The Universal Series product line is Passive House certified in the USA, and certification is currently pending in Canada. This demanding standard confirms that a building uses little heating or cooling energy. “We wanted it to be a Passive House level of performance for windows and doors,” says Michael. A Passive House certified window or door is thermally efficient and appropriate for use in some of the most energy conserving buildings that are built to the Passive House design guidelines. “To put it in perspective, it is a level of thermal performance that one in a thousand windows in the world is capable of meeting.”
Of all the world’s Passive House level windows, Cascadia’s is the only one that is built purely out of fibreglass, and it is the only one that would be described as commercial grade. In September 2017, the Universal Series product was awarded the Most Innovative Window of the Year, the highest annual award from Window and Door Magazine.

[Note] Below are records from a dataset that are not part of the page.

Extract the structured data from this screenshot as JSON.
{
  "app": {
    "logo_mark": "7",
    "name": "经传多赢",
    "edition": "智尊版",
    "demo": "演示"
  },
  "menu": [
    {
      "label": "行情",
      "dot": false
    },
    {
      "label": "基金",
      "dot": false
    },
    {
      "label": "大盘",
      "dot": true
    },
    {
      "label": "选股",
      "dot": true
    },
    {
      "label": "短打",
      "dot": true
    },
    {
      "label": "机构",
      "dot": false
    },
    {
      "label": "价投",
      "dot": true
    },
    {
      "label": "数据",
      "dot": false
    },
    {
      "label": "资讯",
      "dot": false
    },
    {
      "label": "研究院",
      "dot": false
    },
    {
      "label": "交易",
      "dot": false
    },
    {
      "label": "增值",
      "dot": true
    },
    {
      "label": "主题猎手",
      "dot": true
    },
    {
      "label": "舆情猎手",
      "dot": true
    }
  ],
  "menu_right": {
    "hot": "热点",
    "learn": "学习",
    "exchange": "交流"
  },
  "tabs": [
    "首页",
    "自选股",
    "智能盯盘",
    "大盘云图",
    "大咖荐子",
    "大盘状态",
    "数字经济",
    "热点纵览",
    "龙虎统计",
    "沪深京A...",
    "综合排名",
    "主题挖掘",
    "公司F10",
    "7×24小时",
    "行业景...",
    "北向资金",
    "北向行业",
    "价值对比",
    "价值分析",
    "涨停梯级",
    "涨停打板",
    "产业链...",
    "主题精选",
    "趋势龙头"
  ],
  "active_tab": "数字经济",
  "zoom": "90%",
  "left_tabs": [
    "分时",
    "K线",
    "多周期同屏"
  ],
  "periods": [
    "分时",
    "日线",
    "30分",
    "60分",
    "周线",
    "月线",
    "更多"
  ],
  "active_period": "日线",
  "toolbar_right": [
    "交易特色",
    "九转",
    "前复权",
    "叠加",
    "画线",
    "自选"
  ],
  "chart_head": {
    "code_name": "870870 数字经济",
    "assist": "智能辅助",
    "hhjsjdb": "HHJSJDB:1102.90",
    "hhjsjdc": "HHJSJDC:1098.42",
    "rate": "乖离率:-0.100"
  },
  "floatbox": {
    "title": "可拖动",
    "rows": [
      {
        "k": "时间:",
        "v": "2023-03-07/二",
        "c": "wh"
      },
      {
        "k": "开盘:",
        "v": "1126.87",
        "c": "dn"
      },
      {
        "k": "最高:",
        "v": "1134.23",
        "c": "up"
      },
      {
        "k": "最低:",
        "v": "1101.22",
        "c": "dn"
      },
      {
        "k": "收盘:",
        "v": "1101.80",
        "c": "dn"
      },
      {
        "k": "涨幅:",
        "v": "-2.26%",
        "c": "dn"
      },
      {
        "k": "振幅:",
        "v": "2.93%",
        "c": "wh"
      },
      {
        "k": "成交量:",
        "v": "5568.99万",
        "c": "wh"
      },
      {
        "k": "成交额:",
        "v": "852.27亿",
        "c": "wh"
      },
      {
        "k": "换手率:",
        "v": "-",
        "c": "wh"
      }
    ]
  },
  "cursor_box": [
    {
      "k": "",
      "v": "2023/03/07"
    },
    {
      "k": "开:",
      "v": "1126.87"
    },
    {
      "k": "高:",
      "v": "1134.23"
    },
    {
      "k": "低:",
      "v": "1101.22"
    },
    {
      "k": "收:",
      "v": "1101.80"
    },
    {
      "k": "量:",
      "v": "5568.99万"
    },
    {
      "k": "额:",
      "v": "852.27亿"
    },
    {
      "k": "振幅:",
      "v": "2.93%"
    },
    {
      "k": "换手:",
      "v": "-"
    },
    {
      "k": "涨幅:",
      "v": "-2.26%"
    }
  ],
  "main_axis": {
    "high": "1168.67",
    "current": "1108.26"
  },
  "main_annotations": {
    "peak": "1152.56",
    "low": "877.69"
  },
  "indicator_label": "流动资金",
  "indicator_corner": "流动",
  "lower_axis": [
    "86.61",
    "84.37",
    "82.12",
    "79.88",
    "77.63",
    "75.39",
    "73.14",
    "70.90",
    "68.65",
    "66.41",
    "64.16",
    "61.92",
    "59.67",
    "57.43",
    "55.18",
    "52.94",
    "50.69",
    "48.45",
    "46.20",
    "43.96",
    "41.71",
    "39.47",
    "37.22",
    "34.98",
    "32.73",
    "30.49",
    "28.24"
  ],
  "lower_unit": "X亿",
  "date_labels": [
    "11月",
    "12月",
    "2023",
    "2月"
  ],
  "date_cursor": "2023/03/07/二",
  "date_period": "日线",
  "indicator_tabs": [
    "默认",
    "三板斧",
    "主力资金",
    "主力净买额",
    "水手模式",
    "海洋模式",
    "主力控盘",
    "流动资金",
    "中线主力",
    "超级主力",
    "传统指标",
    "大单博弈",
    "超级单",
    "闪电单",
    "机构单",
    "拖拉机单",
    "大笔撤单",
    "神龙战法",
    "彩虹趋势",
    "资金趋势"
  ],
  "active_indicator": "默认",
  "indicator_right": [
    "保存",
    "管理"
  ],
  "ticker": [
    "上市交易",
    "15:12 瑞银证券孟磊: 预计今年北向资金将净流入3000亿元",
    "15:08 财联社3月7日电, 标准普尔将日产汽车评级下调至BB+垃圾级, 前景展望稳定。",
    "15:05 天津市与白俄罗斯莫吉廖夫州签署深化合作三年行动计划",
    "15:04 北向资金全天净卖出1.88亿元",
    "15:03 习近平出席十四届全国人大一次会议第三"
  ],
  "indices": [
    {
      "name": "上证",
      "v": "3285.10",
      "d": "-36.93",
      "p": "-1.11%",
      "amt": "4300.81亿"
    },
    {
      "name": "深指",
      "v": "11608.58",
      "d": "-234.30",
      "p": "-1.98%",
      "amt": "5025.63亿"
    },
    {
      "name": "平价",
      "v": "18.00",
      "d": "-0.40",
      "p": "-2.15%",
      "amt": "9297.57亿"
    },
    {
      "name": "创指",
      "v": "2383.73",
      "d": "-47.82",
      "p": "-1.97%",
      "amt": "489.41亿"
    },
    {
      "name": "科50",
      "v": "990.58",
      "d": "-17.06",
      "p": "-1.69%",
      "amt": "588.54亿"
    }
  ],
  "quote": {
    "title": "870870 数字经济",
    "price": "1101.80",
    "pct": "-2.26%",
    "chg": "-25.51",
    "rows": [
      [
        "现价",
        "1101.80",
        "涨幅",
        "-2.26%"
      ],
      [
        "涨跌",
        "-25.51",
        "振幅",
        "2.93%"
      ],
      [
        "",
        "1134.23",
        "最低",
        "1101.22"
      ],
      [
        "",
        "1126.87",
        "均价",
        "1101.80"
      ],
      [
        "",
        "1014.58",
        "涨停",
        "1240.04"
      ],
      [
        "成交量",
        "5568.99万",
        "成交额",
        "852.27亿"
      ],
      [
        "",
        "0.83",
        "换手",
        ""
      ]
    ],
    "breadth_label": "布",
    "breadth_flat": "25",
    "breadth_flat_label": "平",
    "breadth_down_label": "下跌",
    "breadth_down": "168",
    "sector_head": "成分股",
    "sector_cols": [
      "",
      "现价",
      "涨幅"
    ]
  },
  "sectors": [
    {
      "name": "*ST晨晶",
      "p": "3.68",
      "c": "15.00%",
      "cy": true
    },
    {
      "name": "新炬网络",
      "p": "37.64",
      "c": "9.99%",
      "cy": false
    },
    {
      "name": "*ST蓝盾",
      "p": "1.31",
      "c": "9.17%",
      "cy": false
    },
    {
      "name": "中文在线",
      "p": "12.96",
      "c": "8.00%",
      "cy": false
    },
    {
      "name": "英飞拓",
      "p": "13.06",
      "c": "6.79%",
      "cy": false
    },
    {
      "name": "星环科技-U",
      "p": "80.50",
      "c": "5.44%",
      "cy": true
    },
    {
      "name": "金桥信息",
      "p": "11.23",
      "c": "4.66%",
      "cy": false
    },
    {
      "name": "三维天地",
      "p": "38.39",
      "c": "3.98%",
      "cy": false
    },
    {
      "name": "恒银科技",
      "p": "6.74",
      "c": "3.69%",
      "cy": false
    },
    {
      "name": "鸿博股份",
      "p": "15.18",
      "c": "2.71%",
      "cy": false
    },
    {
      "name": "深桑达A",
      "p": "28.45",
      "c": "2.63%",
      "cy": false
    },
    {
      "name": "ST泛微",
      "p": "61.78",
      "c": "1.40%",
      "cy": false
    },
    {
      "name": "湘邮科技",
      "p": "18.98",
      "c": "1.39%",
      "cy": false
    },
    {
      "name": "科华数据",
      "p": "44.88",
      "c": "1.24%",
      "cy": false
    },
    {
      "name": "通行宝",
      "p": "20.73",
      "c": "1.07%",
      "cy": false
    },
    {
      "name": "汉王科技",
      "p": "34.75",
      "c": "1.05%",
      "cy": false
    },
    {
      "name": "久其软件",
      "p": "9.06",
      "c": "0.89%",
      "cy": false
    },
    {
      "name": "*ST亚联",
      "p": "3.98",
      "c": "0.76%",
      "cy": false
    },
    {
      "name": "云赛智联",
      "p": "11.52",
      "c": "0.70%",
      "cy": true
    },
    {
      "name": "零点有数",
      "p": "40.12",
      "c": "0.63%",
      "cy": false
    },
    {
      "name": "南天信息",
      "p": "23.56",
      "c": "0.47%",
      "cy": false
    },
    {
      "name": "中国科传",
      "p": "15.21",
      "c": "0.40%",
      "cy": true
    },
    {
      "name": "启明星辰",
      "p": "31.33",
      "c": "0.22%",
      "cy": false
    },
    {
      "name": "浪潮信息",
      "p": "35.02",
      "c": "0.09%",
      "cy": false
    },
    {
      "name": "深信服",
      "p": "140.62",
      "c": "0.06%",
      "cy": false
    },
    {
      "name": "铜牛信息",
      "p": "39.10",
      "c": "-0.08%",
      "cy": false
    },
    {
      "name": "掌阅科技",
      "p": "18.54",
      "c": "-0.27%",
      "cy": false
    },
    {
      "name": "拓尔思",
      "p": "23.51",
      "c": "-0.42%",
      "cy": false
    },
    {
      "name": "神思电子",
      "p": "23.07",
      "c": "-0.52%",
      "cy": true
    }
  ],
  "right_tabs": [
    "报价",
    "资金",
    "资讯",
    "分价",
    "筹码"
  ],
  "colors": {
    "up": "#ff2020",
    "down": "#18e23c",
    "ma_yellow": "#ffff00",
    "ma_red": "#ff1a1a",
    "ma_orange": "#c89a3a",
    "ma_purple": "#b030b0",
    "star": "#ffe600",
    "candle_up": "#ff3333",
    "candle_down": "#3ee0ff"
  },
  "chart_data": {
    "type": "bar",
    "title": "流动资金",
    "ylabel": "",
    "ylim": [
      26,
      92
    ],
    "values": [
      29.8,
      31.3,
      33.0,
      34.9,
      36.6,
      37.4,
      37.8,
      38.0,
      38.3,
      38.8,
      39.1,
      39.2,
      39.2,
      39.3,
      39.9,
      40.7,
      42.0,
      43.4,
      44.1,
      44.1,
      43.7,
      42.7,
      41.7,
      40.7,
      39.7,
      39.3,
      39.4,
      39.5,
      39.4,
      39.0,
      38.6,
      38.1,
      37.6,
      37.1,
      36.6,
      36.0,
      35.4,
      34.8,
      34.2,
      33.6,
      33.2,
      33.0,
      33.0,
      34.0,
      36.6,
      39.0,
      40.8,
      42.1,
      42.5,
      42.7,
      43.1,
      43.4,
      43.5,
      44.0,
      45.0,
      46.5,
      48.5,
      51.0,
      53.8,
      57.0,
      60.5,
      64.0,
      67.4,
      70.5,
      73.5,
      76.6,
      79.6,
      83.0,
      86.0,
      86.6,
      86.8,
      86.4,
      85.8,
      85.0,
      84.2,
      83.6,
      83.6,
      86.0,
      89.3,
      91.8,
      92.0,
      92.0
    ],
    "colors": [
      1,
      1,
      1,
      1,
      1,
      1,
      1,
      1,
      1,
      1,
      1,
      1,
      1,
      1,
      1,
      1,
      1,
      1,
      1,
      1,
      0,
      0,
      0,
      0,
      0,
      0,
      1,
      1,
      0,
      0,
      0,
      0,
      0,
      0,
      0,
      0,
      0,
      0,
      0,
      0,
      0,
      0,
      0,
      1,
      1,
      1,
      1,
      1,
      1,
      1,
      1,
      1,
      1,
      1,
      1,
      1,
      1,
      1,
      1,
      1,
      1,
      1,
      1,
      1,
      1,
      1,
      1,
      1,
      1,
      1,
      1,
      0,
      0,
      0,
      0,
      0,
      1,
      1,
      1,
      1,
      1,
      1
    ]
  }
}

One of the biggest present challenges for energy conservation in commercial buildings has been the requirement that windows meet a non-combustibility characteristic. Canadian building codes, before modern systems existed and fire protection in buildings included the use of sprinklers, were particularly limiting. “The result of these unnecessarily restrictive and broadly defined limits was that only aluminum windows were considered to be compliant,” explains Michael. Since aluminum windows have lower energy efficiency than non-metal windows, the potential for energy efficiency for any commercial building in Canada has been held back considerably.
“For the Canadian construction industry to meet the challenges that our governments have committed to, we are going to have to be able to build more energy-efficient buildings, and we have to get over that limit for the windows. They are such a weak link that they will diminish and eventually eliminate any other good done in other areas.”
To address the unnecessary limit in Canadian building codes, ten window manufacturers in the industry have partnered with the National Research Council of Canada. Their goal was to undertake testing to scientifically demonstrate that modern windows of all different sorts can be safely used in non-combustible buildings. This research will enable commercial buildings in Canada to be more energy efficient, once the building codes have been changed.
“The code change request is still being considered, and the vast majority of the testing had been completed successfully, so we all have our fingers crossed that this new normal of using more energy-efficient windows will eventually be permitted.” Canada will soon catch up to the rest of the developed world that does not have the same limitations in building codes.
It has been interesting in the construction industry to see that, regarding energy conservation in buildings, there are two groups that tend to lead the industry. When constructing buildings, government organizations are in a good position to make investments in innovative technologies that have longer-term payback periods because the government can afford to hold a building long enough to realize those long-term paybacks. The other group is the early adopters, since these people who can afford to go beyond the minimum building requirements and instead build themselves a much better building. Both groups have embraced and followed the highly energy-efficient Passive House building design guidelines.
Today, there are large housing projects being built to these guidelines as a transition in the industry is following the awareness of Passive House as a brand and a movement. “It has grown from a small scale, trendy thing to becoming a major and logical guideline that we see more and more builders and organizations aiming their future projects at,” says Michael.